Windhund, der -
1. großer Hund mit langem, schmalem Körper, schmalem Kopf, langem, kräftigem Schwanz und seidigem [langhaarigem] Fell
2. leichtsinniger, oberflächlicher, unzuverlässiger Mann (umgangssprachlich abwertend)
Synonyme - Leichtfuß, Luftikushttps://www.duden.de/rechtschreibung/Windhund
Leichtfuß, der -
leichtfertiger, leichtsinniger Mensch
Synonyme - (umgangssprachlich abwertend) Luftikus, Windhund; (umgangssprachlich scherzhaft) lockerer Zeisig; (salopp, oft scherzhaft) lockerer Vogel; (bayrisch, österreichisch umgangssprachlich) Hallodri; (ostmitteldeutsch) Schlenkerich; (veraltend abwertend) Windbeutel; (veraltend scherzhaft) Bruder Lustig/Leichtfuß/Liederlich; (veraltet) Holdriohttps://www.duden.de/rechtschreibung/Leichtfusz
Luftikus, der -
leichtsinniger, oberflächlicher, wenig zuverlässiger Mann
Synonyme - (umgangssprachlich abwertend) Windhund; (umgangssprachlich scherzhaft) Leichtfuß, lockerer Zeisig; (salopp, oft scherzhaft) lockerer Vogel; (bayrisch, österreichisch umgangssprachlich) Hallodri; (ostmitteldeutsch) Schlenkerich; (veraltend abwertend) Windbeutel; (veraltend scherzhaft) Bruder Lustig/Leichtfuß/Liederlich; (veraltet) Holdriohttps://www.duden.de/rechtschreibung/Luftikus
Windhund - 1. greyhound;
Afghanischer Windhund - Afghan hound
2. (ugs. abwertend) careless, unreliable sort (coll.)
Windhund - a: (Hund) greyhound; (= Afghanischer Windhund) Afghan (hound) b: (fig pej) rake

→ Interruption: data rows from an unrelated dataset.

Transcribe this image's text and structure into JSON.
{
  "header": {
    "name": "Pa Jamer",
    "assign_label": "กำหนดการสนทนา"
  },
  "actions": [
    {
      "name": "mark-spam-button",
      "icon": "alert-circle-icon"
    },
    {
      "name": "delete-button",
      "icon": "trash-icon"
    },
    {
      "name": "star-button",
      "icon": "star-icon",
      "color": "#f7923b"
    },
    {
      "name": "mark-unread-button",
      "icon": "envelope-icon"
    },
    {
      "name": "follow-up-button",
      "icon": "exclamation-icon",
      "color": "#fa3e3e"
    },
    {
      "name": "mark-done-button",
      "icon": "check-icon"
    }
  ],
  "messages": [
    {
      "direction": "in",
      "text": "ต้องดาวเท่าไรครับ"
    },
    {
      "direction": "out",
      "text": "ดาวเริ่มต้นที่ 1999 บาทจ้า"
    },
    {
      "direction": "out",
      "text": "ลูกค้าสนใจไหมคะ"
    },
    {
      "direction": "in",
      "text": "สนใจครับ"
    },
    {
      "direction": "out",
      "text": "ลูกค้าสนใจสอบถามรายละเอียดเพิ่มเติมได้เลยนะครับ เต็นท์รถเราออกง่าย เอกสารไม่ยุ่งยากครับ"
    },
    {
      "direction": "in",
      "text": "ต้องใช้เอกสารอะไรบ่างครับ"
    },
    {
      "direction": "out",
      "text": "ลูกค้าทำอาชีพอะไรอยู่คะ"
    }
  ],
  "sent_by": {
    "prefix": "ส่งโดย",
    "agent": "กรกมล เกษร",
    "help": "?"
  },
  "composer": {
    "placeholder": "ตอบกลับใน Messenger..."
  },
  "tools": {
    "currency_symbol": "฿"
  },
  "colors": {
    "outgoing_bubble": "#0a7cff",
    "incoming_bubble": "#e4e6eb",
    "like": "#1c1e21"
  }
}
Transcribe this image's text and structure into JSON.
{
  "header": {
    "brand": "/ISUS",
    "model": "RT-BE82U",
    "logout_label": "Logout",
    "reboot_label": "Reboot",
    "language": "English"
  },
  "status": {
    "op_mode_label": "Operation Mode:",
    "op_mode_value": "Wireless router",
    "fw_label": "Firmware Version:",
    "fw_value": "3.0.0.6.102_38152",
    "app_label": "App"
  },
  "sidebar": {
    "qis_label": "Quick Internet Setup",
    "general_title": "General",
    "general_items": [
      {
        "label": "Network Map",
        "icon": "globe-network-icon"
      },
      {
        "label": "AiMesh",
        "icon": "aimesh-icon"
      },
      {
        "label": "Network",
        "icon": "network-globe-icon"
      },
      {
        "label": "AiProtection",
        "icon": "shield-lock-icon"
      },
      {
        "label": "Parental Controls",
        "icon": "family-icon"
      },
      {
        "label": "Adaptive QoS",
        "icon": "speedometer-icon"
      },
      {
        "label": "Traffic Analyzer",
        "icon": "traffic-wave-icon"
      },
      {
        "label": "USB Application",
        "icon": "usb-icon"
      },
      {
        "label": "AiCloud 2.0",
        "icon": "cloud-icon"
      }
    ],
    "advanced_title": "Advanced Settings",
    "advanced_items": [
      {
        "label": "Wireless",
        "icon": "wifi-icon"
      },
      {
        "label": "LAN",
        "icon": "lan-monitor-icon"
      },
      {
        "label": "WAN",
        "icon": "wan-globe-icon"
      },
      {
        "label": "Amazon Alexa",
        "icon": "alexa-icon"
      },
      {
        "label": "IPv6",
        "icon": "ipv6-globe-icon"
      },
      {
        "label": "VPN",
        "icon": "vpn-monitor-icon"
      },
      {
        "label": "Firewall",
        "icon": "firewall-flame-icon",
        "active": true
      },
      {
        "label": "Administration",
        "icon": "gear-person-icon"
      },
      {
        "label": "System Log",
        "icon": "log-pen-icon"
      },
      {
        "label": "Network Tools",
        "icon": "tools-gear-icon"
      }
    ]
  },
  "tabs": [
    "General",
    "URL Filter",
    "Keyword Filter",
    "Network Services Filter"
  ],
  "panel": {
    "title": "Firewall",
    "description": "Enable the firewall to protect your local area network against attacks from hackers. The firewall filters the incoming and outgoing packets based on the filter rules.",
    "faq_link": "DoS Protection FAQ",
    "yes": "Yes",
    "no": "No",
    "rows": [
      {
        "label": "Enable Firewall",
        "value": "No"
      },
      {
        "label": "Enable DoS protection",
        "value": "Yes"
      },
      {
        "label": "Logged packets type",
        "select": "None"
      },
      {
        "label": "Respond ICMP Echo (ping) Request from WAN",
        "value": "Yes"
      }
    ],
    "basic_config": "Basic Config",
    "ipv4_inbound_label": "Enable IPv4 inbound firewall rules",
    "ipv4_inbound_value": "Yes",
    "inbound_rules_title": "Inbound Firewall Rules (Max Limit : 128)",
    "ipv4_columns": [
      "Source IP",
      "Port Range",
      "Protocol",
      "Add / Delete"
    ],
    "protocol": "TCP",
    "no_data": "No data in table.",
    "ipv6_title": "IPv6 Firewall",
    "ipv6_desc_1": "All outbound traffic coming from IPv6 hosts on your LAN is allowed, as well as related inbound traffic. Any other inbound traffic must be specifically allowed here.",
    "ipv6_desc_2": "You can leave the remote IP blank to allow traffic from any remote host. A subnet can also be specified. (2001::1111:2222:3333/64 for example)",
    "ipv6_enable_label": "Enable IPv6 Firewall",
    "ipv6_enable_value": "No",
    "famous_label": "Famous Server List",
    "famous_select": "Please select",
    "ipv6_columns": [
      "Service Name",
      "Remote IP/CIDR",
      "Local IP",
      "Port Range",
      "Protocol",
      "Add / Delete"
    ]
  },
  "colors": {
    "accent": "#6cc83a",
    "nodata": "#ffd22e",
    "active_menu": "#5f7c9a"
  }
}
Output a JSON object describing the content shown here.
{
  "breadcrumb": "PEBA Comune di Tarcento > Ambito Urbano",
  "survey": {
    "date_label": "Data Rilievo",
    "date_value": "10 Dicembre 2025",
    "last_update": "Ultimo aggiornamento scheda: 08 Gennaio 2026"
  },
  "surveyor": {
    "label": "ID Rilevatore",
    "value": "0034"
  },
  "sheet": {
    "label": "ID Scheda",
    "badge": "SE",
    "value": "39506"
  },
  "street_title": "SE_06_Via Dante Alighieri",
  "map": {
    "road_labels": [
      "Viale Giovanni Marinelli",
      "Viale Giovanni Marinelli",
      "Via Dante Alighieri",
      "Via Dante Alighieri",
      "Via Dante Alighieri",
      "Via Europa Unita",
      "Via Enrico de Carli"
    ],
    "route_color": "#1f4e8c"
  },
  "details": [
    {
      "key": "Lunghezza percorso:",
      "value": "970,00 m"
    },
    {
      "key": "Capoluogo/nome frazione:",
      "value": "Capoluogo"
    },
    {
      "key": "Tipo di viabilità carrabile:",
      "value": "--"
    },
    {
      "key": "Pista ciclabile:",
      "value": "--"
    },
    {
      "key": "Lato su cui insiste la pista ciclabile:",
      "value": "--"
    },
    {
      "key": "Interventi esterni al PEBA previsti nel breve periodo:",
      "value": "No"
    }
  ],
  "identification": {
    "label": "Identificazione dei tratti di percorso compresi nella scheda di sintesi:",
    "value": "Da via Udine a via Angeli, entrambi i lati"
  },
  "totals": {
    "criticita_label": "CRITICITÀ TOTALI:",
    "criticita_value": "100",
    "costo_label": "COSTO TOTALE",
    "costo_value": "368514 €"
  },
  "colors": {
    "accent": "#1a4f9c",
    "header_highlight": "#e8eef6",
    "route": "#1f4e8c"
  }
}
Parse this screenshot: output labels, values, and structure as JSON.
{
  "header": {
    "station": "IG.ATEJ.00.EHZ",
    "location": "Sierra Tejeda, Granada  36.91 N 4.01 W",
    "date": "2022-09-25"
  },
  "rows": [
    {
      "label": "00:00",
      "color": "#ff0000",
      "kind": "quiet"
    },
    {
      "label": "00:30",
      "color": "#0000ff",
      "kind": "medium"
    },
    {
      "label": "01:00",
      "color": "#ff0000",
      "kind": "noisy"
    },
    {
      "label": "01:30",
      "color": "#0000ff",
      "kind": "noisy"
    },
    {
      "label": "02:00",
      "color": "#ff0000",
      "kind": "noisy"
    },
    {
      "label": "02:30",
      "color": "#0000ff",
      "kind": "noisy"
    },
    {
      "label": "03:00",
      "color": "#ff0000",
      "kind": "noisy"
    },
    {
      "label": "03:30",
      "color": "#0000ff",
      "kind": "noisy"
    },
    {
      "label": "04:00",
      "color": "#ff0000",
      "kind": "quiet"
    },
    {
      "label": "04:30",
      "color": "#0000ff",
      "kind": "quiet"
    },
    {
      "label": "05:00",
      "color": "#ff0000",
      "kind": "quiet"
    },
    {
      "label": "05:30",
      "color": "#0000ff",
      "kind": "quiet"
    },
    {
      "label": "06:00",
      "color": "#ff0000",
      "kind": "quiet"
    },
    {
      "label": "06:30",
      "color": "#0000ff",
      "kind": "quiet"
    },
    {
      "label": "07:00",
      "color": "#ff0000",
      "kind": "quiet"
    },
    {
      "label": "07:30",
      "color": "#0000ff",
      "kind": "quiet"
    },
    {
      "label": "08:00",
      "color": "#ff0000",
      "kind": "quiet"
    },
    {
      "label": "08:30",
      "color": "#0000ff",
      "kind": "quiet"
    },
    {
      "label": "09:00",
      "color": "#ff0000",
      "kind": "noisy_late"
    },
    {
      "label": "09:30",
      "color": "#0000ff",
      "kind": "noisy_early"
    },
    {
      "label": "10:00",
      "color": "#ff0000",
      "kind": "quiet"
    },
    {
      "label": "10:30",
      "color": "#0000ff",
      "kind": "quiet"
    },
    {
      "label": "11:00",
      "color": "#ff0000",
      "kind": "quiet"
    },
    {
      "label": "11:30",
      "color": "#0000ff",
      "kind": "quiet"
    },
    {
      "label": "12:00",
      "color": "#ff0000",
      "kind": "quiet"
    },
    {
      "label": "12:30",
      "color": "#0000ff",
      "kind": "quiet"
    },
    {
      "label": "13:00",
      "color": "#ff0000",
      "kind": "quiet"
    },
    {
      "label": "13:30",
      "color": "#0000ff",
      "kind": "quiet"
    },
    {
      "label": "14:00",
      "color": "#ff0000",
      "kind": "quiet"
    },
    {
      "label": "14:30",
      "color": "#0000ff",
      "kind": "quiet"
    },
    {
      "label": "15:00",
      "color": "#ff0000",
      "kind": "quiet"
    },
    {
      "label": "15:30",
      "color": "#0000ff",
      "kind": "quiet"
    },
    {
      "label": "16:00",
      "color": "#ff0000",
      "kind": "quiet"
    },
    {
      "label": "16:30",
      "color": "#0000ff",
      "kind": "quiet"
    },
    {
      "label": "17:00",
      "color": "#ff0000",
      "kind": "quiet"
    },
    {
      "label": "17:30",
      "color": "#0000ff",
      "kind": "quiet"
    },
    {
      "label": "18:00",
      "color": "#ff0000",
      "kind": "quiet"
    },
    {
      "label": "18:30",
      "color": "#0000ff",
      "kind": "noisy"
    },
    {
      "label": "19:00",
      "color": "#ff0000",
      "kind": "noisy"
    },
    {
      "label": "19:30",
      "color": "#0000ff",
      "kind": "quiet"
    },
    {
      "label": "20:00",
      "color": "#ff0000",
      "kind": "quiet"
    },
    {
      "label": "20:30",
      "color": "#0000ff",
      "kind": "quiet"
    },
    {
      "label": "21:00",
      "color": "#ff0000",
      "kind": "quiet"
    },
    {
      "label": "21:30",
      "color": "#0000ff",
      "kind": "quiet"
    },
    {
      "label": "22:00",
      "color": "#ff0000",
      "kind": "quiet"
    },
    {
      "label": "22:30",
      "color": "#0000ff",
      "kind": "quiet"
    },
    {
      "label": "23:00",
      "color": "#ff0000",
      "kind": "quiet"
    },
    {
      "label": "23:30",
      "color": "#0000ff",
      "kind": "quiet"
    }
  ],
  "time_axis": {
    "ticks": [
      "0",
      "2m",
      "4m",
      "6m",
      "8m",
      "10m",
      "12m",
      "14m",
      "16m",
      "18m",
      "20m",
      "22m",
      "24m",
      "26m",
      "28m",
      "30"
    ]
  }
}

Windhund - greyhound; (fig.) harum-scarum
So far both the definitions and the translations seem to be pretty much all over the map. I've collected a few more sources; I don't know if anyone still has a Wahrig anywhere and if it might offer yet another angle on the German side.
I tried to just brainstorm on some of the aspects that seem to come into play. I don't think it actually got me anywhere, but for what it's worth ...
'Rake' is an old-fashioned (~18th-c.) term for a man about town, a Don Juan, Casablanca, roué, libertine; that is, a man who has sex with many women, but in a romantic or attractive way.
'Reprobate' is more just a scoundrel, bad guy, rogue, villain, crook; a man who cannot be trusted and who is inclined to break the law. 'Lowlife' and 'nogoodnik' are much more modern in a similar range, though somewhat milder. Stronger terms might be scumball, slimeball, jerk, ...
'Weasel' might also be in a similar general group, though to me it emphasizes more someone who weasels out of commitments, who is likely to betray or deceive others. Related adjectives might be unscrupulous, slippery, two-faced, double-dealing, or similar nouns might be a rat or a snake.
'Adventurer' in more recent usage may be more often positive: an adventurous person, explorer, discoverer. In more old-fashioned usage it was more negative, from a daredevil to a fortune hunter.
'Flighty' to my ears means fickle, frivolous, inconstant, and a little dim-witted or featherbrained, especially in an old-fashioned way that used to be thought of as typically feminine. (Cf. the aria 'La donna è mobile / qual piuma al vento.') Many actresses used to play this kind of wide-eyed dumb blonde role, from Marilyn Monroe to Goldie Hawn.
For a man, you could say he was irresolute or indecisive, naive, shallow, a lightweight, someone who wavers or dilly-dallies, who trifles with or makes light of serious subjects, who is wishy-washy, namby-pamby, scatterbrained, foolhardy, heedless, a dreamer, woolgatherer, slacker ... But none of those are quite the same; it may be that English has traditionally associated that kind of personality more with femininity.
'Cavalier' (adj.) could be close, but is probably more often used to describe a particular action than an entire person's character. To me it connotes being irresponsible in the sense of not taking something seriously enough, taking it too lightly or carelessly. You can be cavalier with, or have a cavalier disregard for, the truth, the law, or someone's feelings; you can brush something off or dismiss it in a cavalier or facile way.
'Harum-scarum' is old-fashioned for just a rascal, scamp, mischief-maker; to me it implies a certain boyishness and wouldn't be as typical of a grown man.
In many cases, the adjectives that correspond to the Duden definition just don't seem to have an obvious noun form that would typically be used of a man.
leichtsinnig - careless, reckless, negligent
oberflächlich - superficial, shallow
unzuverlässig - unreliable
The Oxford solution with a couple of adjectives may be as close as we can get, unless someone else has a flash of inspiration.